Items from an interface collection
────────
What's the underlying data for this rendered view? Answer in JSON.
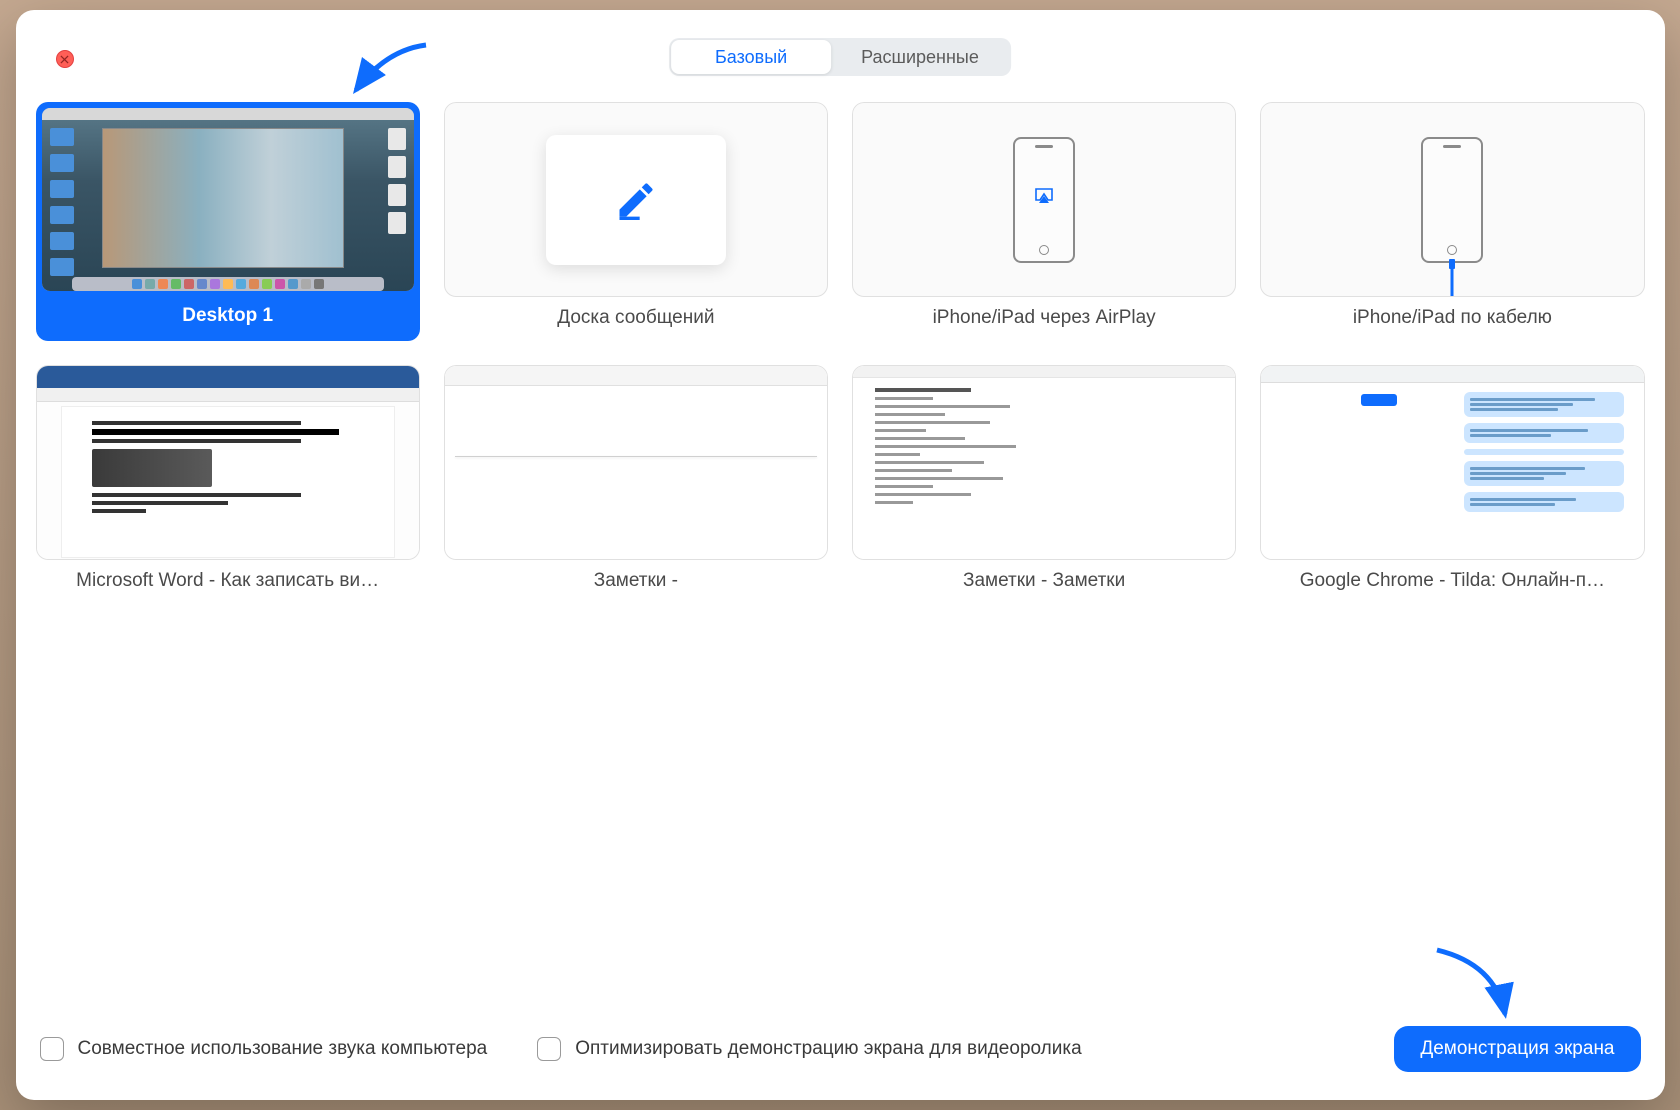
{
  "tabs": {
    "basic": "Базовый",
    "advanced": "Расширенные"
  },
  "sources": {
    "desktop1": {
      "label": "Desktop 1"
    },
    "whiteboard": {
      "label": "Доска сообщений"
    },
    "airplay": {
      "label": "iPhone/iPad через AirPlay"
    },
    "cable": {
      "label": "iPhone/iPad по кабелю"
    },
    "word": {
      "label": "Microsoft Word - Как записать ви…"
    },
    "notes1": {
      "label": "Заметки -"
    },
    "notes2": {
      "label": "Заметки - Заметки"
    },
    "chrome": {
      "label": "Google Chrome - Tilda: Онлайн-п…"
    }
  },
  "bottom": {
    "share_audio": "Совместное использование звука компьютера",
    "optimize_video": "Оптимизировать демонстрацию экрана для видеоролика",
    "share_button": "Демонстрация экрана"
  },
  "colors": {
    "accent": "#0e6cfd"
  }
}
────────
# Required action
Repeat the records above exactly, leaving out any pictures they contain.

# Task output
What's the underlying data for this rendered view? Answer in JSON.
{
  "tabs": {
    "basic": "Базовый",
    "advanced": "Расширенные"
  },
  "sources": {
    "desktop1": {
      "label": "Desktop 1"
    },
    "whiteboard": {
      "label": "Доска сообщений"
    },
    "airplay": {
      "label": "iPhone/iPad через AirPlay"
    },
    "cable": {
      "label": "iPhone/iPad по кабелю"
    },
    "word": {
      "label": "Microsoft Word - Как записать ви…"
    },
    "notes1": {
      "label": "Заметки -"
    },
    "notes2": {
      "label": "Заметки - Заметки"
    },
    "chrome": {
      "label": "Google Chrome - Tilda: Онлайн-п…"
    }
  },
  "bottom": {
    "share_audio": "Совместное использование звука компьютера",
    "optimize_video": "Оптимизировать демонстрацию экрана для видеоролика",
    "share_button": "Демонстрация экрана"
  },
  "colors": {
    "accent": "#0e6cfd"
  }
}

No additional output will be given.